- _TASK ITEM_
Once every line in the data below has been checked for "Existing", give the number of lines that hold it, and only that.

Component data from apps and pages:
┏━━

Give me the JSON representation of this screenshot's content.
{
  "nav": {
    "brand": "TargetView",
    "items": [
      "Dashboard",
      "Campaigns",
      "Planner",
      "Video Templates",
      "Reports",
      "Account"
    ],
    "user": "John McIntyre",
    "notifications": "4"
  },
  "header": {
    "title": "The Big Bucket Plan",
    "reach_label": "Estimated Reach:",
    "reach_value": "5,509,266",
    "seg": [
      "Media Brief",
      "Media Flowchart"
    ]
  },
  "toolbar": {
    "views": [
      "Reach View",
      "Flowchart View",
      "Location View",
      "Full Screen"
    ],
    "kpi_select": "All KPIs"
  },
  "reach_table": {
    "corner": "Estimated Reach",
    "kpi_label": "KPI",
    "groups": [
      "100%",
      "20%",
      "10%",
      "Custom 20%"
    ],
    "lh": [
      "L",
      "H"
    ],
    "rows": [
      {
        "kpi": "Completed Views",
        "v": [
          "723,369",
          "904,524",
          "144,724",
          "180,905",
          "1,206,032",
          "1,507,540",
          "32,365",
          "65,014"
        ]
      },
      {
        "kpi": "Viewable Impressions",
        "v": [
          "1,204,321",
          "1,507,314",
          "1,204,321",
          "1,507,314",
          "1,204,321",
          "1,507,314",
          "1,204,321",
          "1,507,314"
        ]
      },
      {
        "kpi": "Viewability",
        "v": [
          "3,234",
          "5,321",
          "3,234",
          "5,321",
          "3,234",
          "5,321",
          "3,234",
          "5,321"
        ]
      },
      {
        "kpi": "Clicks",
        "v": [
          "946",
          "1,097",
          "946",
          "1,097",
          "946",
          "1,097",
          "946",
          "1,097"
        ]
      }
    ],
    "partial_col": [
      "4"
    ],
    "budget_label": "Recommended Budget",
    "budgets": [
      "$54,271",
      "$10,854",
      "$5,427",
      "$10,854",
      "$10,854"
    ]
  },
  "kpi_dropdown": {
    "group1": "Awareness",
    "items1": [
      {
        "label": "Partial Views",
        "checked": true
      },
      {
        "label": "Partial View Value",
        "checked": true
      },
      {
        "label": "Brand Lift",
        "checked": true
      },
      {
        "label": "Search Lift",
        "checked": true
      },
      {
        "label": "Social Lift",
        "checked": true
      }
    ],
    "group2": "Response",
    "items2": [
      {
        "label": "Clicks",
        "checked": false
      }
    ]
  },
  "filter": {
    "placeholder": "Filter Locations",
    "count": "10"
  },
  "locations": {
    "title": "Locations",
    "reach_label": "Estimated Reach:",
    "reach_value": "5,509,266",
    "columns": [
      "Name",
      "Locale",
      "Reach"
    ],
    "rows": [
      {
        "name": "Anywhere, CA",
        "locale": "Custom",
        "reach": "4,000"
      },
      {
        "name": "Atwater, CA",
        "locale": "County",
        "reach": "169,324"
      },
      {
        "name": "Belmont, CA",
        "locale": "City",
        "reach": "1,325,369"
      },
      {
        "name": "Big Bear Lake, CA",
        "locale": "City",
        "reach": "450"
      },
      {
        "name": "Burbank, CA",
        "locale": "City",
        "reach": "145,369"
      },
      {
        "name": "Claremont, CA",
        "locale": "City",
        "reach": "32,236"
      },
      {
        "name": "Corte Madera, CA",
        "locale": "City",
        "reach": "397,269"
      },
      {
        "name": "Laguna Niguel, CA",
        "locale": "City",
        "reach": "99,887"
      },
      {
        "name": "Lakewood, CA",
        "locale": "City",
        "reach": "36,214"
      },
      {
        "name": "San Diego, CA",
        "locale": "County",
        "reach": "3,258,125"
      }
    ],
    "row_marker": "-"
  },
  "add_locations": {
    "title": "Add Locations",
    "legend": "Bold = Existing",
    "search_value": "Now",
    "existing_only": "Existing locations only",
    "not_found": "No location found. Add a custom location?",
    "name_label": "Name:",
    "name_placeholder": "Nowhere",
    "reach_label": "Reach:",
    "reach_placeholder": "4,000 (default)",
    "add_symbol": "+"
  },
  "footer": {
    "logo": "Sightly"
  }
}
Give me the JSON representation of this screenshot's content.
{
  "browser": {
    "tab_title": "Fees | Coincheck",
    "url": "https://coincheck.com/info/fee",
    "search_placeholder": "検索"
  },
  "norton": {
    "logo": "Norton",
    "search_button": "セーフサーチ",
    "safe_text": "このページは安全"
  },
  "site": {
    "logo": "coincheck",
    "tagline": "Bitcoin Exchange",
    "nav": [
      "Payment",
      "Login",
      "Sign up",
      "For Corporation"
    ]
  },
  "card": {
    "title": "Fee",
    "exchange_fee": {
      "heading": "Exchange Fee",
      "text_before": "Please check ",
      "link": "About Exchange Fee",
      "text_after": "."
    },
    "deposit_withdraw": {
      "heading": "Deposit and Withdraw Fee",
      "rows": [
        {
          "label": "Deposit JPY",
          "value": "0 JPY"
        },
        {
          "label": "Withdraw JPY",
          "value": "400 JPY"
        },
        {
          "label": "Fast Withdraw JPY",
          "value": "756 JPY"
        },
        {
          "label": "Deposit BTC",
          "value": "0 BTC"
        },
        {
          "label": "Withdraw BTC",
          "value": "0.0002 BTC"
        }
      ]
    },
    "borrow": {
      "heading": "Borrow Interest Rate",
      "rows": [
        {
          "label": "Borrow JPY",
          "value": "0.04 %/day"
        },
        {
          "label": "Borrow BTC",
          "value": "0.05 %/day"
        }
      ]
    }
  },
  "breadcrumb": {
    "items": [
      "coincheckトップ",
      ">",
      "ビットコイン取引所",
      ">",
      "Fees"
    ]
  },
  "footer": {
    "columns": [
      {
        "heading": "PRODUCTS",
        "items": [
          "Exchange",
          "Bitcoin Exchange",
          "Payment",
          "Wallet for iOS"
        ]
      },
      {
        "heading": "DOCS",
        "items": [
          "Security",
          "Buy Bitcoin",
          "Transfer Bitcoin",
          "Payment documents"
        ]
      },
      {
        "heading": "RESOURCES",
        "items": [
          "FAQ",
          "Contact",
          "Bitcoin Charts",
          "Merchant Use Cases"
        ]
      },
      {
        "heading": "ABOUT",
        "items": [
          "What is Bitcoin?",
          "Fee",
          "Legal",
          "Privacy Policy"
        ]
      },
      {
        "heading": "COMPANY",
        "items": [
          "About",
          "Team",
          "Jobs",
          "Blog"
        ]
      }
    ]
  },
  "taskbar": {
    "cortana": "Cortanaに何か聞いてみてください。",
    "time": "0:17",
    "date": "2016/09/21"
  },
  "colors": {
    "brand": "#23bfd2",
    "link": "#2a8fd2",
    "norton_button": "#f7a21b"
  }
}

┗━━

- _RESULT OF THE EXERCISE_
2